It has been a wonderful trip, made special of course by the people we have met. Having the chance to share my knowledge at a university, elementary school, special school and in the community has been given me such a wide range of experiences. Dance at Fukushima University with students and special needs support school students The translation of my practice has gone so well, of course with language translation from Kumi. But once the task or game was set up it invariably ran without a hitch. Taisei Elementary School So many parallels to the work in the UK, such as uninhibited 10 yr olds compared to shy early teens, the post lunch/break slump and that journey from the beginning of the workshop to the end when the air is charged with familiarity and warmth. Whatever the reason for each person being in the room, such as disability, curiosity, family connection or support worker, everyone got involved. It was quite beautiful. Tokuyama Community Hall Mihota Hureai Community Centre And of course differences. The community spaces …

Global participation

So I travel 6000 miles and I visit the Mori Art Museum in Roppongi. I find a retrospective of the work by Lee Ming Wei, an installation artist from Taiwan, with a passion for participation. I even find boxes, many boxes, reminding me of my own ‘work book’. Fabric of Memory 2006 As I kneel beside the box I attempt to tie the bow as beautifully as I found it. In my struggles I strike up a conversation with a Chinese tourist. She says to me, ‘he made it difficult so we would talk to each other’. The work is translucent but beautiful nonetheless. I move on to writing an apology to my parents in a cubicle and then on to The Moving Garden 2004, one of my favourites. I take a flower as asked to, with the direction to give it to a stranger after leaving the gallery. Lee is strongly attracted to the philosophy of gifts. Mine was received well, I gave it to a mother and daughter as I left the 53 …

Pause for a Shibuya flashback

I just love Japan. I arrived at my moderately priced (tiny yet perfectly formed) hotel room in Shibuya to this… A perfectly folded yukata and origami paper crane. Beautiful. And I love that I reconnected with people I literally haven’t seen for 11 years. Skyping my nearest and dearest in the middle of Shibuya. That was pretty beautiful too!

Mind the gap!

Maybe it’s because I am an inclusive practitioner, working in the moment improvising, but attending a day of dance training in Japan didn’t phase me. I was actually very comfortable seeing what I could understand, despite only having a basic grasp of the language. Of course the instructions from Cecilia MacFarlane (one of two UK Dance Artists leading, the other was Diane Amans) came in English, but in the afternoon participants took over, leading short choreographic tasks. And how much do we have to say anyway? Well that depends how physical you want to be in your demonstrations, and of course the learning styles of your students. The afternoon contained the full spectrum, from a high energy, follow me style to word intensive, 2 minute explanations. I’ve been mulling this theme over for a few weeks now. In August I popped in to see Marina Abramovics’ 512 hours, very few instructions were given, that was the point. But over the course of the 64 days the space began to embody the instructions. Of course duration …

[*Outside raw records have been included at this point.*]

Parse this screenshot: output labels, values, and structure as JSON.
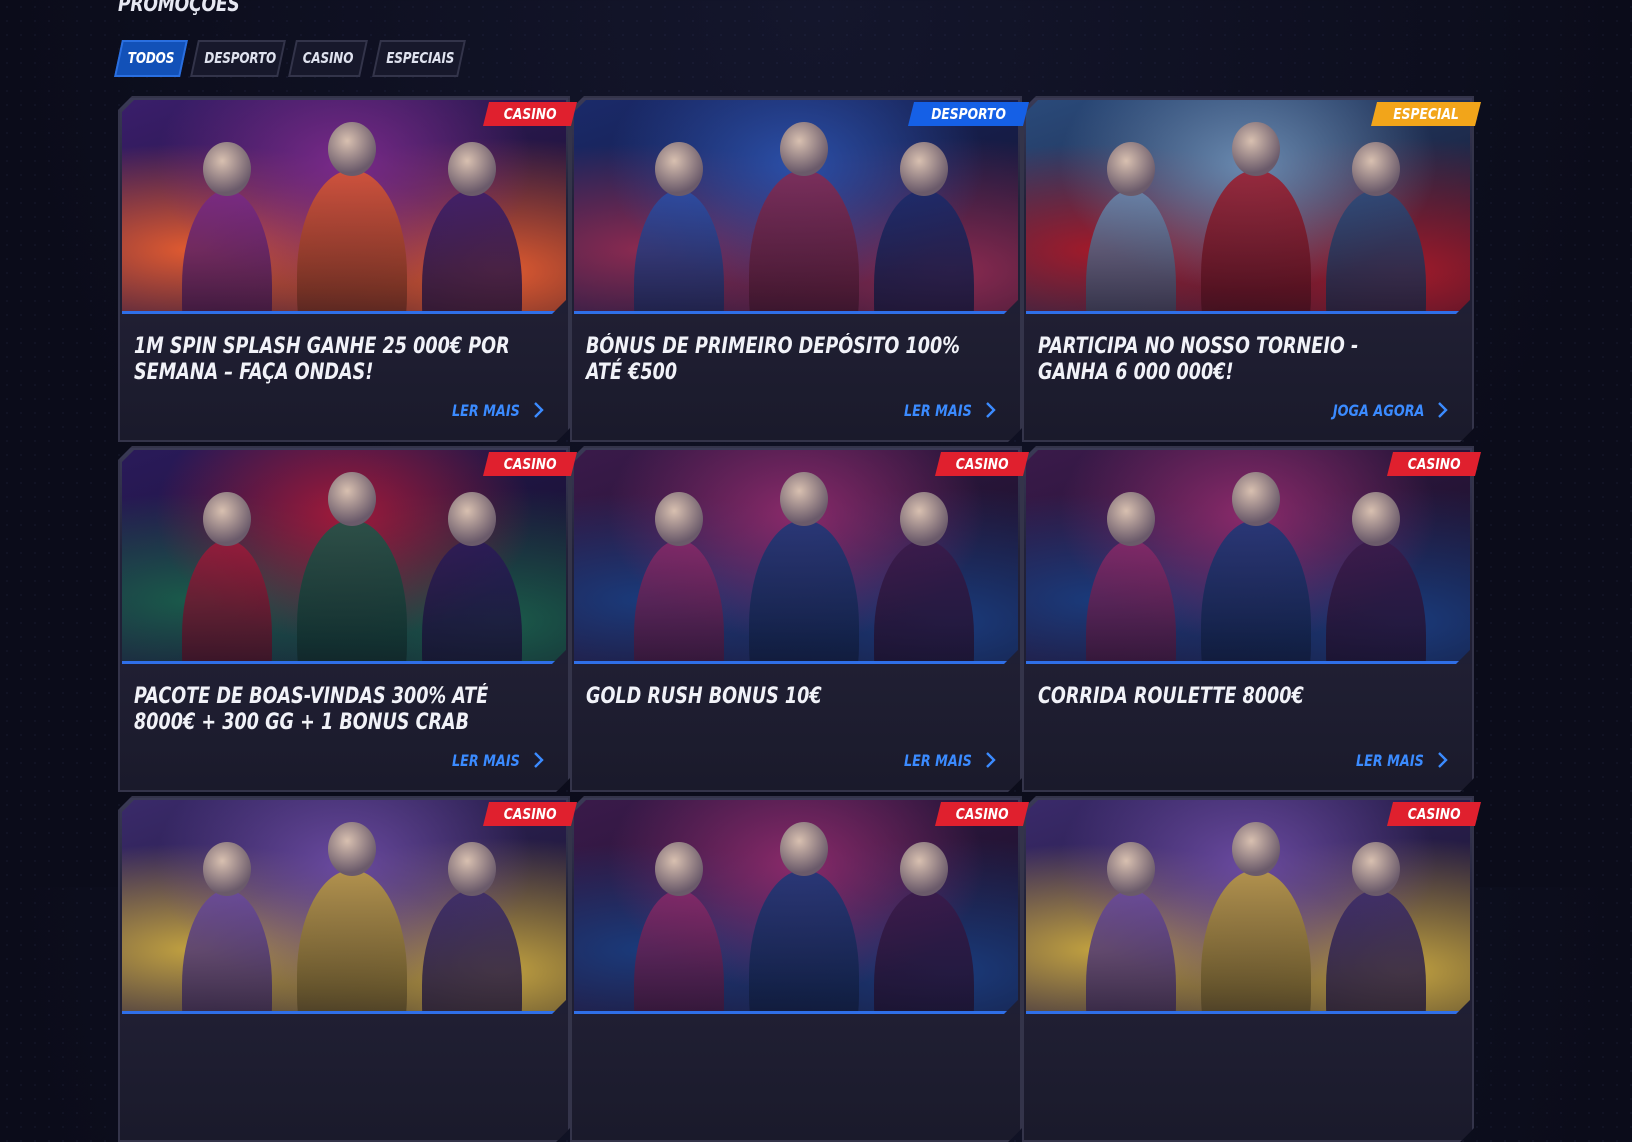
{
  "page": {
    "title": "PROMOÇÕES"
  },
  "tabs": [
    {
      "label": "TODOS",
      "active": true
    },
    {
      "label": "DESPORTO",
      "active": false
    },
    {
      "label": "CASINO",
      "active": false
    },
    {
      "label": "ESPECIAIS",
      "active": false
    }
  ],
  "cards": [
    {
      "badge": "CASINO",
      "badge_type": "casino",
      "title": "1M SPIN SPLASH GANHE 25 000€ POR SEMANA – FAÇA ONDAS!",
      "link": "LER MAIS",
      "image": "three-women-beach-illustration",
      "palette": [
        "#3a1e6b",
        "#7a2a8a",
        "#e05a30"
      ]
    },
    {
      "badge": "DESPORTO",
      "badge_type": "desporto",
      "title": "BÓNUS DE PRIMEIRO DEPÓSITO 100% ATÉ €500",
      "link": "LER MAIS",
      "image": "wolf-bear-football-illustration",
      "palette": [
        "#1a2a6a",
        "#2b4fa8",
        "#8a2a50"
      ]
    },
    {
      "badge": "ESPECIAL",
      "badge_type": "especial",
      "title": "PARTICIPA NO NOSSO TORNEIO - GANHA 6 000 000€!",
      "link": "JOGA AGORA",
      "image": "fox-supercars-illustration",
      "palette": [
        "#2a4a7a",
        "#6a8ab0",
        "#a01a2a"
      ]
    },
    {
      "badge": "CASINO",
      "badge_type": "casino",
      "title": "PACOTE DE BOAS-VINDAS 300% ATÉ 8000€ + 300 GG + 1 BONUS CRAB",
      "link": "LER MAIS",
      "image": "wolf-poker-table-illustration",
      "palette": [
        "#2a1a5a",
        "#a01a3a",
        "#1a5a4a"
      ]
    },
    {
      "badge": "CASINO",
      "badge_type": "casino",
      "title": "GOLD RUSH BONUS 10€",
      "link": "LER MAIS",
      "image": "bears-slot-machines-illustration",
      "palette": [
        "#3a1a4a",
        "#8a2a6a",
        "#1a3a7a"
      ]
    },
    {
      "badge": "CASINO",
      "badge_type": "casino",
      "title": "CORRIDA ROULETTE 8000€",
      "link": "LER MAIS",
      "image": "bears-slot-machines-illustration",
      "palette": [
        "#3a1a4a",
        "#8a2a6a",
        "#1a3a7a"
      ]
    },
    {
      "badge": "CASINO",
      "badge_type": "casino",
      "title": "",
      "link": "",
      "image": "money-slot-illustration",
      "palette": [
        "#3a2a6a",
        "#6a4aa0",
        "#c0a040"
      ]
    },
    {
      "badge": "CASINO",
      "badge_type": "casino",
      "title": "",
      "link": "",
      "image": "bears-slot-machines-illustration",
      "palette": [
        "#3a1a4a",
        "#8a2a6a",
        "#1a3a7a"
      ]
    },
    {
      "badge": "CASINO",
      "badge_type": "casino",
      "title": "",
      "link": "",
      "image": "money-slot-illustration",
      "palette": [
        "#3a2a6a",
        "#6a4aa0",
        "#c0a040"
      ]
    }
  ]
}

Exploring with Kyoko

Kyoko and my ‘Workbook’ So I brought my work book to Japan with me. It took up most of my suitcase and represented my explorations and critical thinking as a Dance Artist and an MA student. The struggle it took to bring it 6000 miles is representational of the depths of my enquiries and commitment. I brought it to Kyoko, a friend from way back (both time and distance) to be the catalyst for our collaboration. Together we worked through the tasks and instructions as a facilitated, participatory ‘workshop’. And then we moved on, creating an ‘opening ceremony’. For when I leave Kyoko with the now empty ‘work book’, I will join the other participants with our twin ‘work book’, this time in Croydon. The open ceremony and the ‘work books’ will unite our two settings as we explore collaboration across distance. To work with Kyoko in her home town wasn’t imperative to the collaboration. But to have shared time together was a luxury, bringing a unique foundation to the project. I have though no …